Discussion of road safety related trends influencing the Queensland 2010 road toll: the lowest since 1952
Keywords: Data Analysis
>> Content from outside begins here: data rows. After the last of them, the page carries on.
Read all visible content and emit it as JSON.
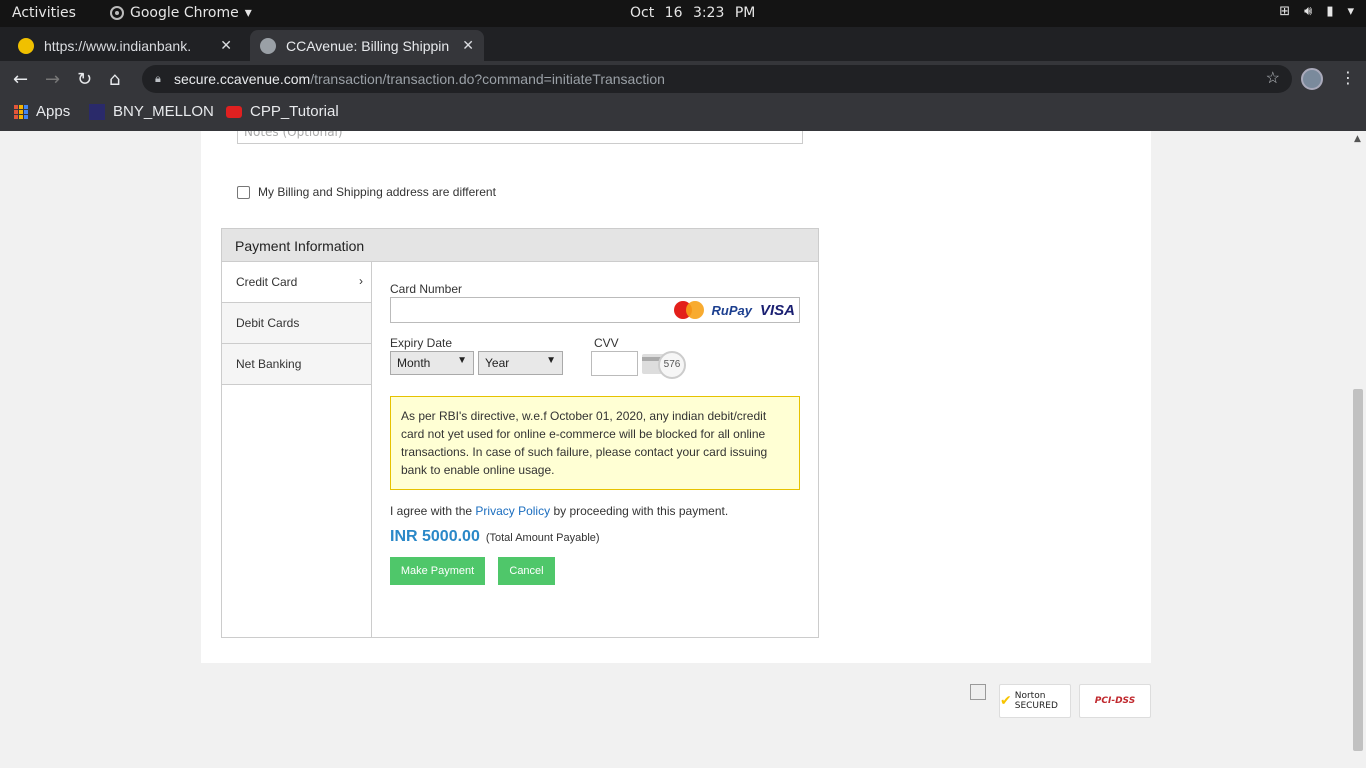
{
  "system_bar": {
    "activities": "Activities",
    "app_name": "Google Chrome",
    "date": "Oct 16",
    "time": "3:23 PM"
  },
  "browser": {
    "tabs": [
      {
        "title": "https://www.indianbank.",
        "active": false
      },
      {
        "title": "CCAvenue: Billing Shippin",
        "active": true
      }
    ],
    "url_host": "secure.ccavenue.com",
    "url_path": "/transaction/transaction.do?command=initiateTransaction",
    "bookmarks": [
      {
        "label": "Apps",
        "icon": "apps-grid-icon"
      },
      {
        "label": "BNY_MELLON",
        "icon": "bny-icon"
      },
      {
        "label": "CPP_Tutorial",
        "icon": "youtube-icon"
      }
    ]
  },
  "page": {
    "notes_placeholder": "Notes (Optional)",
    "different_address_label": "My Billing and Shipping address are different",
    "payment_section_title": "Payment Information",
    "payment_methods": [
      "Credit Card",
      "Debit Cards",
      "Net Banking"
    ],
    "selected_method": "Credit Card",
    "card_number_label": "Card Number",
    "card_logos": [
      "MasterCard",
      "RuPay",
      "VISA"
    ],
    "expiry_label": "Expiry Date",
    "expiry_month": "Month",
    "expiry_year": "Year",
    "cvv_label": "CVV",
    "cvv_hint": "576",
    "rbi_notice": "As per RBI's directive, w.e.f October 01, 2020, any indian debit/credit card not yet used for online e-commerce will be blocked for all online transactions. In case of such failure, please contact your card issuing bank to enable online usage.",
    "agree_prefix": "I agree with the",
    "privacy_link": "Privacy Policy",
    "agree_suffix": "by proceeding with this payment.",
    "amount": "INR 5000.00",
    "amount_note": "(Total Amount Payable)",
    "make_payment": "Make Payment",
    "cancel": "Cancel",
    "seals": [
      "Norton SECURED",
      "PCI-DSS"
    ]
  },
  "colors": {
    "accent_button": "#4fc76a",
    "amount_blue": "#2a88c8",
    "notice_bg": "#ffffd4"
  }
}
In 2010 Queensland experienced a sudden and significant reduction in road fatalities. While this result occurred despite the absence of any concomitant widespread policy intervention it did, however, occur in the wake of the Global Financial Crisis. This paper describes a preliminary investigation of road safety related trends to understand both immediate and long term changes that culminated in the 2010 road toll. Accordingly, routinely collected data were extracted and visually examined by plotting percentage change trends over time. Effects of vehicle and road infrastructure improvements were also estimated. Results showed reductions in travel and general alcohol consumption as well as increases in unemployment that are likely to have affected the road toll. Differential fatality trends were seen across target/risk groups after accounting for exposure, with the greatest changes seen in the alcohol and speed related trends. Relative decreases were also seen for young driver/riders, particularly males, in both exposure and risk. Increasing trends were seen in enforcement activity, vehicle improvements and infrastructure spending. In the absence of statistical modelling “causal” links could not be determined. Nevertheless, results suggested that the 2010 road toll reduction was due in part, but not solely, to the Global Financial Crisis.